NEW YORK — Jewish groups are claiming victory in the latest battle at Auschwitz.

Under orders from the Polish government, eight crosses and 11 Stars of David were removed last week from the grounds of the Nazi death camp.

"This is a great achievement," said Kalman Sultanik, the vice president of the Auschwitz Museum Council, which is working to preserve the camp. "I think this will be a step in the improvement of Polish-Jewish relations."

The religious symbols were placed at the former Nazi death camp in 1983 by a Polish scouting group.

Jewish groups protested against the crosses, which had been placed on the "Field of Ashes," where Nazis buried the cremated remains of their victims.

"Auschwitz should remain a place where everyone should be able to go and identify with the place and have their own prayer," said Sultanik, who also is a vice president of the World Jewish Congress.

"If you start with religious symbols, there is no end."

The campaign to rid Auschwitz of the symbols gained steam last year, when the issue was raised by Elie Wiesel at a ceremony commemorating the 50th anniversary of a pogrom in the Polish town of Kielce.

According to Sultanik, the issue was formally raised at a January meeting of the museum council. The council voted at its October meeting to urge the Polish minister of culture to remove the symbols.

Worried about an anti-Semitic backlash, the council worked discreetly, making sure the Polish Roman Catholic Church did not object to removing the crosses, and then waiting until after the recent Polish elections to raise the issue with the new government.

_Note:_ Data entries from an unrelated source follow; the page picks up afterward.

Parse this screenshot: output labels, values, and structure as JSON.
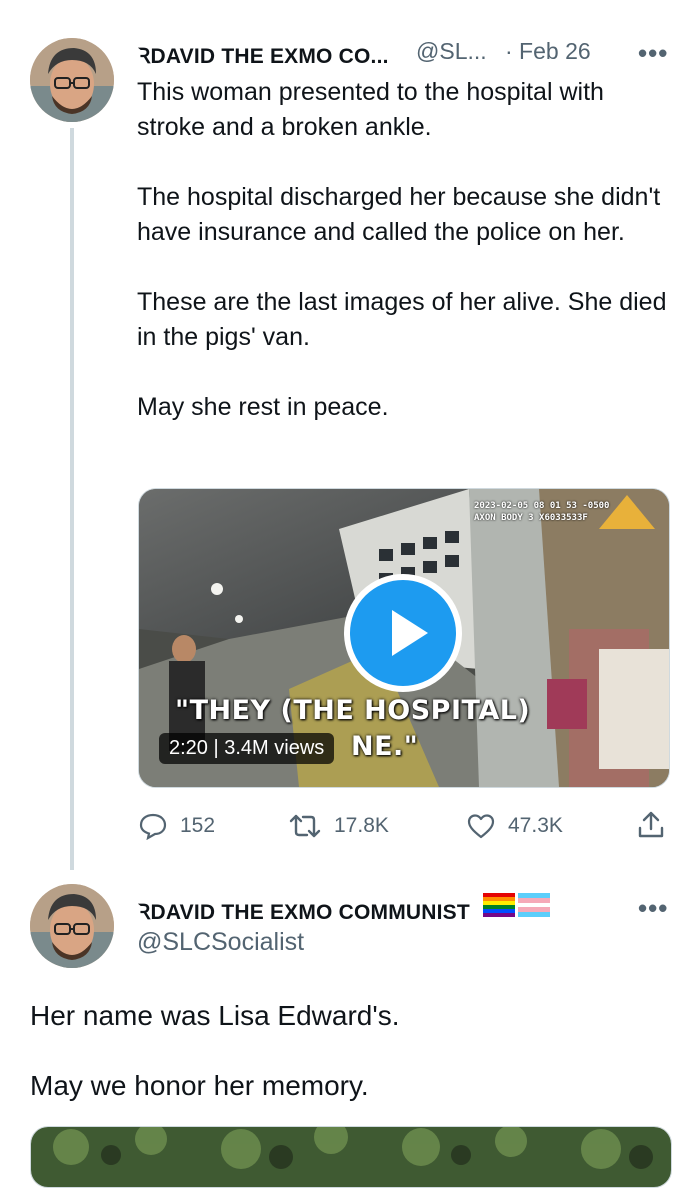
{
  "tweet1": {
    "display_name": "ꝚDAVID THE EXMO CO...",
    "handle": "@SL...",
    "date": "· Feb 26",
    "more": "•••",
    "text": "This woman presented to the hospital with stroke and a broken ankle.\n\nThe hospital discharged her because she didn't have insurance and called the police on her.\n\nThese are the last images of her alive. She died in the pigs' van.\n\nMay she rest in peace.",
    "video": {
      "timestamp_line1": "2023-02-05 08 01 53 -0500",
      "timestamp_line2": "AXON BODY 3 X6033533F",
      "caption_line1": "\"THEY (THE HOSPITAL)",
      "caption_line2": "NE.\"",
      "duration_views": "2:20 | 3.4M views"
    },
    "actions": {
      "replies": "152",
      "retweets": "17.8K",
      "likes": "47.3K"
    }
  },
  "tweet2": {
    "display_name": "ꝚDAVID THE EXMO COMMUNIST",
    "handle": "@SLCSocialist",
    "more": "•••",
    "text_line1": "Her name was Lisa Edward's.",
    "text_line2": "May we honor her memory."
  },
  "colors": {
    "accent": "#1d9bf0",
    "secondary_text": "#536471",
    "thread_line": "#cfd9de"
  },
  "icons": [
    "reply-icon",
    "retweet-icon",
    "like-icon",
    "share-icon",
    "play-icon",
    "rainbow-flag-icon",
    "trans-flag-icon"
  ]
}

The crosses have been given to a local church, and the stars of David will be given to a Jewish archive in the nearby city of Krakow.